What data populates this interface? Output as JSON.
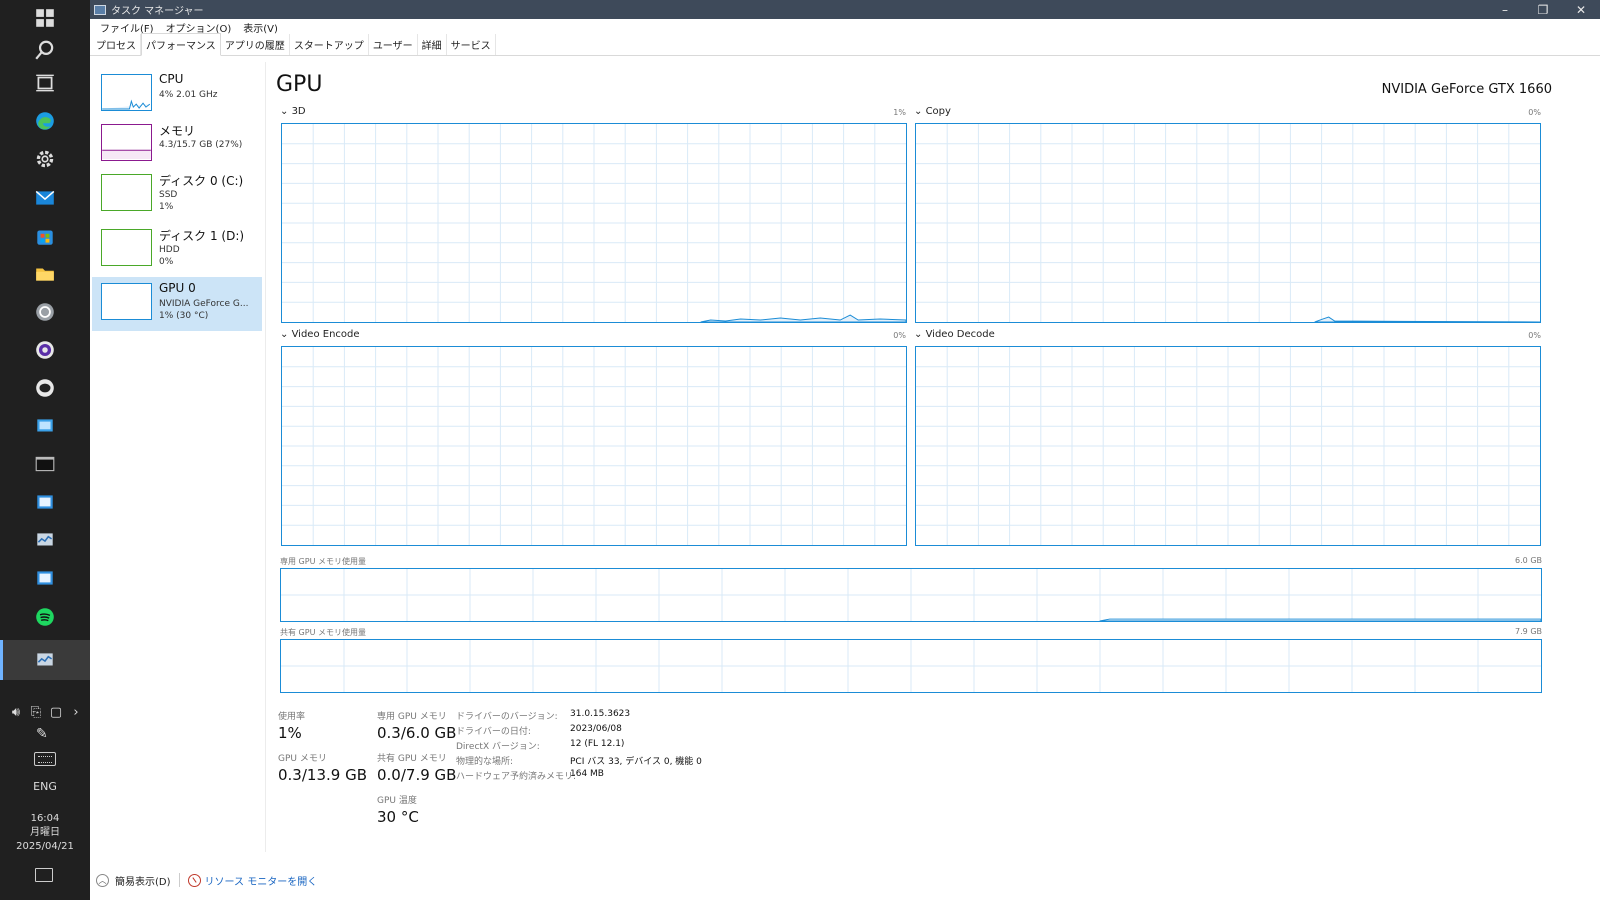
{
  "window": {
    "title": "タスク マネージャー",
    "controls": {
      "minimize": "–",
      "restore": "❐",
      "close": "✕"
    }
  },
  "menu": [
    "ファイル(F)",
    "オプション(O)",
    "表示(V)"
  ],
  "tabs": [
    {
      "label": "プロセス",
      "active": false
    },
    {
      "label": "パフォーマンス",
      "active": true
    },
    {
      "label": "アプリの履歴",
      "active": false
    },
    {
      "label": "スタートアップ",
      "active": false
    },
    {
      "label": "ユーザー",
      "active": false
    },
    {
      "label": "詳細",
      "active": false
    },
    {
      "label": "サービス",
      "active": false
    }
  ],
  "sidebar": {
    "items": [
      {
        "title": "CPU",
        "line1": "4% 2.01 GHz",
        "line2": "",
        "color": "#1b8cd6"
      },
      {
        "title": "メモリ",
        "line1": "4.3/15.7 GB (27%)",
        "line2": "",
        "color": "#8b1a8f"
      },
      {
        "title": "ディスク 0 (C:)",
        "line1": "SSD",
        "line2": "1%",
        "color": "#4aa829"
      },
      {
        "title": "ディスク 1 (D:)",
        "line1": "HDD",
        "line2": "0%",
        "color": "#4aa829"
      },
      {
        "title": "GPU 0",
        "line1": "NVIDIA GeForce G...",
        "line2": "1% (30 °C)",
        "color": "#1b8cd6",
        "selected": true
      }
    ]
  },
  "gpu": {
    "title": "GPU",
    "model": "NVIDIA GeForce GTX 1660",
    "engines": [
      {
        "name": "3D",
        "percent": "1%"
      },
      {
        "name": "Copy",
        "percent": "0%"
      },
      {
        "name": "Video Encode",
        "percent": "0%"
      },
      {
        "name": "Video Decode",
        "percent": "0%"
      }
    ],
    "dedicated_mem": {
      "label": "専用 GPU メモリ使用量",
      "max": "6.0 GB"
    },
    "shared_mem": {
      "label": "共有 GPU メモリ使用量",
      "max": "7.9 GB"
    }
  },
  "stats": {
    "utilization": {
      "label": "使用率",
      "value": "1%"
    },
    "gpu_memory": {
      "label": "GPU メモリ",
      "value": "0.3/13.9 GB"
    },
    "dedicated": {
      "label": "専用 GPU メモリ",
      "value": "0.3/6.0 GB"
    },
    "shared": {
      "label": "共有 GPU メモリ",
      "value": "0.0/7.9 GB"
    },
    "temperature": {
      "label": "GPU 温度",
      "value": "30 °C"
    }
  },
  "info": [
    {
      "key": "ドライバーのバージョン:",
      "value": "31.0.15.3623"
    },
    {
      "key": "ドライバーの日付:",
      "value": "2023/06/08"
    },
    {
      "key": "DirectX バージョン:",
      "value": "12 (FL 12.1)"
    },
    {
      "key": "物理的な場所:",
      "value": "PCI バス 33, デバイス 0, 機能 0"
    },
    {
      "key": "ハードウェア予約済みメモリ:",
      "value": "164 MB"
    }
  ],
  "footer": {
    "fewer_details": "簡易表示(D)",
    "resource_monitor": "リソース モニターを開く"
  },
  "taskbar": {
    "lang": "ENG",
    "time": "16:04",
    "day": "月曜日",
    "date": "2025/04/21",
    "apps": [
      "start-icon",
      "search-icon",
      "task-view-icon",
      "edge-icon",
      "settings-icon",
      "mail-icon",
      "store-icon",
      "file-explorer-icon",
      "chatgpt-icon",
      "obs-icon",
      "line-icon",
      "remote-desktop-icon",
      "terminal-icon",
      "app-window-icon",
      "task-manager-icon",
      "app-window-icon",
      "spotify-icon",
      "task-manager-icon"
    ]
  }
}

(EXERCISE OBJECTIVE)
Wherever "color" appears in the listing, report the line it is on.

(RESPONSE FOR THIS EXERCISE)
        "color": "#1b8cd6"
        "color": "#8b1a8f"
        "color": "#4aa829"
        "color": "#4aa829"
        "color": "#1b8cd6",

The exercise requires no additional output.